  • Naziri, D., Quaye, W., Siwoku, B., Wanlapatit, S., Tu, V.P. and Bennett, B. (2014) Not all those who wander are lost: A comparative analysis of postharvest losses in cassava value chains in Ghana, Nigeria, Thailand and Vietnam. Paper submitted for the 14th Congress of the European Association of Agricultural Economists "Agri-food and Rural Innovations for Healthier Societies", Ljubljana, Slovenia.
  • Thomson, M., Ndunguru, G.T., Waida, T.D.R., Rwiza, E. and Jeremiah, S. (1997) The relationship between quality and economic value of fresh sweet potato and dried cassava products in Mwanza, Tanzania, NRI Report (A0500).  Chatham, UK: Natural Resources Institute.
  • Tomlins, K. I., Ndunguru, G., Rwiza, E. and Westby, A. (2000) Postharvest handling and transport of sweet potatoes and their influence on quality in Tanzania, Journal of Horticultural Science and Biotechnology, 75, 586-590.
  • Wenham, J.E. (1995). Postharvest deterioration of cassava: A biotechnology perspective. Plant Production and Protection Paper FAO No 130. Rome: FAO.
  • Westby, A., Van Oirschot, Q., Tomlins, K. Ndunguru, G., Ngendello, T., Sanni, L., Pessey, D. and Oyewole, O. (2004) Bridging the gap between post-harvest technology development and commercialization of root and tuber crops in Africa. Invited thematic paper at the ISTRC-Africa Branch Triennial Symposium, 31 October – 5 November 2004, Mombasa, Kenya.
  • Westby A., Lankford, B., Coulter, J., Orchard, J. and Morton, J. (2005) Rural infrastructure to contribute to African agricultural development: the cases of irrigation and post-harvest. Background paper for the Commission for Africa.
  • Westby, A. (2002). Cassava utilization, storage and small-scale processing. Natural Resources Institute, University of Greenwich, UK.

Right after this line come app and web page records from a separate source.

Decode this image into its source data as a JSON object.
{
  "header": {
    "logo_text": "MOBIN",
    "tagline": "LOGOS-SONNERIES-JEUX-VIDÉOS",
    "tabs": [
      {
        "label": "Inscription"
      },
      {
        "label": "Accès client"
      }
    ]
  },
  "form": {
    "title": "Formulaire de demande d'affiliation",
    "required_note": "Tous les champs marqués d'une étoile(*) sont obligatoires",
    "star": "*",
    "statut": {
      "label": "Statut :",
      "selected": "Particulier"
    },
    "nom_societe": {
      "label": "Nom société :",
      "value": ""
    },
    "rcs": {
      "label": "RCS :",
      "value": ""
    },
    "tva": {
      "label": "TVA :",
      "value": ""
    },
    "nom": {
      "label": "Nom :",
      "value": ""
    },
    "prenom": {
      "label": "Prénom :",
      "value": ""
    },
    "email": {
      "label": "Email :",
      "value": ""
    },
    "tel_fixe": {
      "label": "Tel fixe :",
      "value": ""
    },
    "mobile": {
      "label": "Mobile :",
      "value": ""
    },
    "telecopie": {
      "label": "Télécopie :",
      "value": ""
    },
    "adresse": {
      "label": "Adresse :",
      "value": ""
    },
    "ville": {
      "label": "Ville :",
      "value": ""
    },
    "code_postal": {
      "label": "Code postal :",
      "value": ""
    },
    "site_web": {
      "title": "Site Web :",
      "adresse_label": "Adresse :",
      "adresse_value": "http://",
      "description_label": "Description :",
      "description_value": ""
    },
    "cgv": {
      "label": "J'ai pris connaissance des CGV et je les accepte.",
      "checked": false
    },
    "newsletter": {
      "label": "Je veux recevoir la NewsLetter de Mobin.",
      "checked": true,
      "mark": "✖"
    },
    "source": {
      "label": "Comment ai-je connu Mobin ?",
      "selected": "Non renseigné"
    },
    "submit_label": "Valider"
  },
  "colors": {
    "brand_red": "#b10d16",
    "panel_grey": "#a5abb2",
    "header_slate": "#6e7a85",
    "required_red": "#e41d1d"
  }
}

  • Woolfe J.A. (1992) Sweet potato. An untapped food resource. Cambridge University Press, ISBN 0 521 4029.